Work request: Give every entry again, exactly.

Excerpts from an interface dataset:
○ ○ ○ ○

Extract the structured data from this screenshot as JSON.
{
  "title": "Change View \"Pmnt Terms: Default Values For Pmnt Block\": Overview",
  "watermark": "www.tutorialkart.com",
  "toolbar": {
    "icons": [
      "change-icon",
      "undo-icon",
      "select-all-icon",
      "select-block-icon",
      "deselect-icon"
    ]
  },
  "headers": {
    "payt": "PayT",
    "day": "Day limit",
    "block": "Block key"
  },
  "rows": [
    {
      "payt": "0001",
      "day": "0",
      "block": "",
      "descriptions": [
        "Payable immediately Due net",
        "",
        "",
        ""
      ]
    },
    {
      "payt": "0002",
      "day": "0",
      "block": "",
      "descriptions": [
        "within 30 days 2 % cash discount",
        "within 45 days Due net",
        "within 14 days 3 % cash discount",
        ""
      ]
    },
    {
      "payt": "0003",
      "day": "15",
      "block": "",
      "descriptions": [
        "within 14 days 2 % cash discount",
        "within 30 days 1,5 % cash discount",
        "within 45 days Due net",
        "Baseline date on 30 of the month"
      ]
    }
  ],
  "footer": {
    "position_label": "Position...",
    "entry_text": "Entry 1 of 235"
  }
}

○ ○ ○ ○

Your solution:
Extract the structured data from this screenshot as JSON.
{
  "title": "Change View \"Pmnt Terms: Default Values For Pmnt Block\": Overview",
  "watermark": "www.tutorialkart.com",
  "toolbar": {
    "icons": [
      "change-icon",
      "undo-icon",
      "select-all-icon",
      "select-block-icon",
      "deselect-icon"
    ]
  },
  "headers": {
    "payt": "PayT",
    "day": "Day limit",
    "block": "Block key"
  },
  "rows": [
    {
      "payt": "0001",
      "day": "0",
      "block": "",
      "descriptions": [
        "Payable immediately Due net",
        "",
        "",
        ""
      ]
    },
    {
      "payt": "0002",
      "day": "0",
      "block": "",
      "descriptions": [
        "within 30 days 2 % cash discount",
        "within 45 days Due net",
        "within 14 days 3 % cash discount",
        ""
      ]
    },
    {
      "payt": "0003",
      "day": "15",
      "block": "",
      "descriptions": [
        "within 14 days 2 % cash discount",
        "within 30 days 1,5 % cash discount",
        "within 45 days Due net",
        "Baseline date on 30 of the month"
      ]
    }
  ],
  "footer": {
    "position_label": "Position...",
    "entry_text": "Entry 1 of 235"
  }
}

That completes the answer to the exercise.